Directions for this task> Which lines below mention "content"? Pick each one out.
==== Given records ====
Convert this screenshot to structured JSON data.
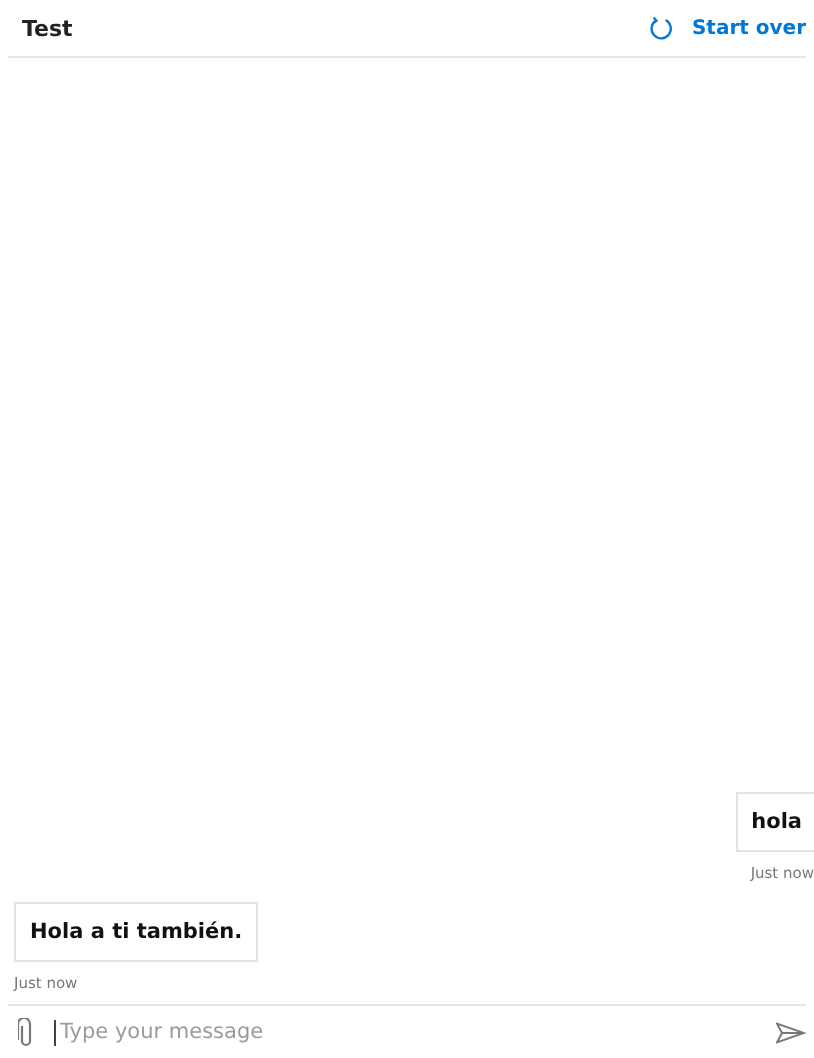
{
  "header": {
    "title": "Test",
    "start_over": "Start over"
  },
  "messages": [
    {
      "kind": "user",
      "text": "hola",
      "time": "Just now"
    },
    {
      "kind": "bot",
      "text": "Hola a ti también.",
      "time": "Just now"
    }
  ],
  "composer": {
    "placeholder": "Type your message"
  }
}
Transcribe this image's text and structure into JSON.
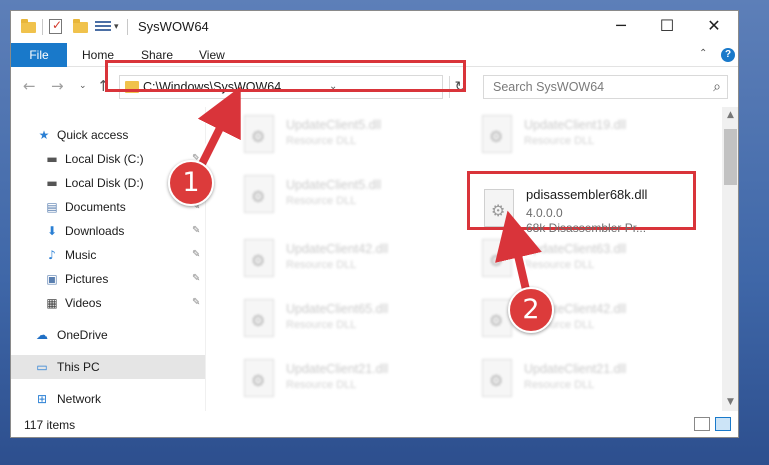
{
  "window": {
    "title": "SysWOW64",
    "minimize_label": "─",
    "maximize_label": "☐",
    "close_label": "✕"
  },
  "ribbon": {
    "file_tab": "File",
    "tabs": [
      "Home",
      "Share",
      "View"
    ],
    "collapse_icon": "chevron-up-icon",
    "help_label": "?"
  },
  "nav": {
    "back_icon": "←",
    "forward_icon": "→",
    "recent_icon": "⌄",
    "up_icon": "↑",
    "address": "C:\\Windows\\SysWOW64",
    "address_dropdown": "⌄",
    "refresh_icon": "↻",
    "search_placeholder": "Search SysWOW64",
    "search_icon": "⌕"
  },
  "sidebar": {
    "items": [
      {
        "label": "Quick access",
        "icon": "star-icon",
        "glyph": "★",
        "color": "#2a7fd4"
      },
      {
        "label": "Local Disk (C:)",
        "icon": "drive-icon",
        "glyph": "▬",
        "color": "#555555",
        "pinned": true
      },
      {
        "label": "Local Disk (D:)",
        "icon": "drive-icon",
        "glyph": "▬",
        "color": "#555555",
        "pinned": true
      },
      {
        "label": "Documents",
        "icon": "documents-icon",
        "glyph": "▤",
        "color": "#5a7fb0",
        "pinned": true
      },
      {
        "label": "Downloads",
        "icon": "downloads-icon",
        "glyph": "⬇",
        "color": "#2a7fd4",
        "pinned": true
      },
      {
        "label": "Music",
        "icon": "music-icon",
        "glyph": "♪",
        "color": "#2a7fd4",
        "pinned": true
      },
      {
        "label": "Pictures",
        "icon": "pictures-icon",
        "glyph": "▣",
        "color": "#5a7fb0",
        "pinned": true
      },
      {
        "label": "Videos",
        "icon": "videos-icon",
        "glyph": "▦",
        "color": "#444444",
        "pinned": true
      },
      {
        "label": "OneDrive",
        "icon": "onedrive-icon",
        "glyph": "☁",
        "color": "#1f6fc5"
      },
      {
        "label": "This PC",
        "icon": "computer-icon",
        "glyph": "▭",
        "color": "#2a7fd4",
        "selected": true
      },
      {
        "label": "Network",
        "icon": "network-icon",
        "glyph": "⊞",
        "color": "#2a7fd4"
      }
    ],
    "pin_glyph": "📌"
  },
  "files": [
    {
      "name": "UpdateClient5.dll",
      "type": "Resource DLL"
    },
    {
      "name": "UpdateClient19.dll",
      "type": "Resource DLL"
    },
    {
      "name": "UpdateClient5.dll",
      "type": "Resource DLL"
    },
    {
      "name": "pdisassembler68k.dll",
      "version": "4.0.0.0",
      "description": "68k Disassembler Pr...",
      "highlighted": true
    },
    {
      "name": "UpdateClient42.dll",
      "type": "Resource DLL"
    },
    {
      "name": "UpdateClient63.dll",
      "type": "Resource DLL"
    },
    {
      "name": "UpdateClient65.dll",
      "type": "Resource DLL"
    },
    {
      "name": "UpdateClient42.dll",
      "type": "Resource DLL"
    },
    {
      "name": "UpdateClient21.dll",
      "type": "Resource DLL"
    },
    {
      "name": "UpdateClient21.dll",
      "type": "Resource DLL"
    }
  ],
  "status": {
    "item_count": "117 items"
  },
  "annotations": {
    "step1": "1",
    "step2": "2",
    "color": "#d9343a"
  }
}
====
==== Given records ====
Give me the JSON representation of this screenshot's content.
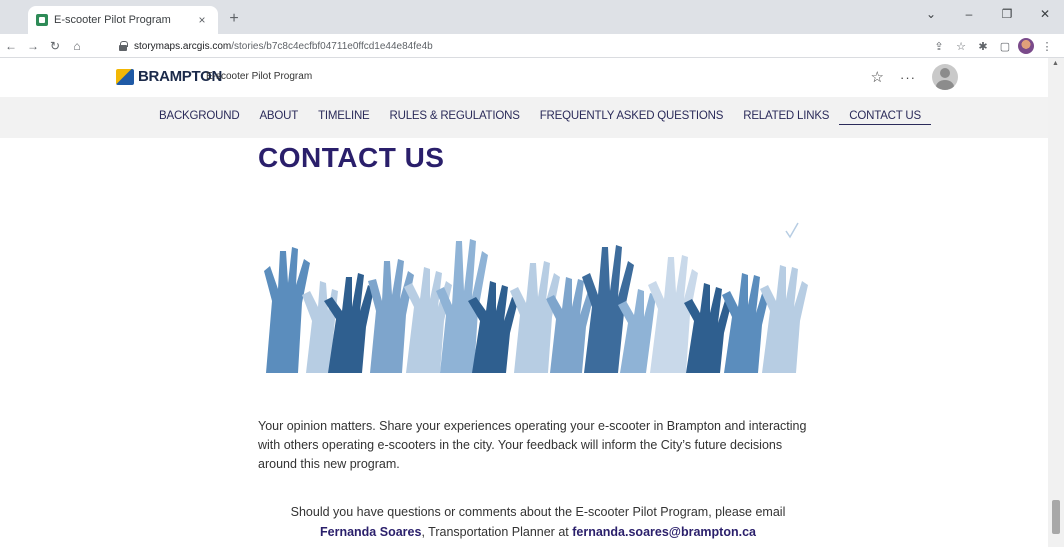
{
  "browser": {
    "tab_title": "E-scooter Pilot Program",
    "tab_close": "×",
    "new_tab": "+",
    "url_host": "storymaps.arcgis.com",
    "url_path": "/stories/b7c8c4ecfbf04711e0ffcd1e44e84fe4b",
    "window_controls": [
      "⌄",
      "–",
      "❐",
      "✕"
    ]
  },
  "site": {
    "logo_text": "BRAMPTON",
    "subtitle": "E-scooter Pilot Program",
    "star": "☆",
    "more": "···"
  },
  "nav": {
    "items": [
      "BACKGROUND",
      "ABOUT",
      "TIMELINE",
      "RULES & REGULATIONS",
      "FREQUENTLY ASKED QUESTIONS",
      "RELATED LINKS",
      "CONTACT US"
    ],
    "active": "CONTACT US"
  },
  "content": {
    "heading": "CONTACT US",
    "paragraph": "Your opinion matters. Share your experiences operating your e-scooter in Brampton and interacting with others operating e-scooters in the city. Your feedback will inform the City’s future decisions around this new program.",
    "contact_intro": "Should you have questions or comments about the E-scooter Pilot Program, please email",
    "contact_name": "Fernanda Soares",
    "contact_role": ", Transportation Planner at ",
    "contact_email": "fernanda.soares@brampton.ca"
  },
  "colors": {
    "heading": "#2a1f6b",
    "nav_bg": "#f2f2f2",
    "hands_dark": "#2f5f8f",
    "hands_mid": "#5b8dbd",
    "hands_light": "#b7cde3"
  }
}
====
Final answer>
Give me the JSON representation of this screenshot's content.
  "content": {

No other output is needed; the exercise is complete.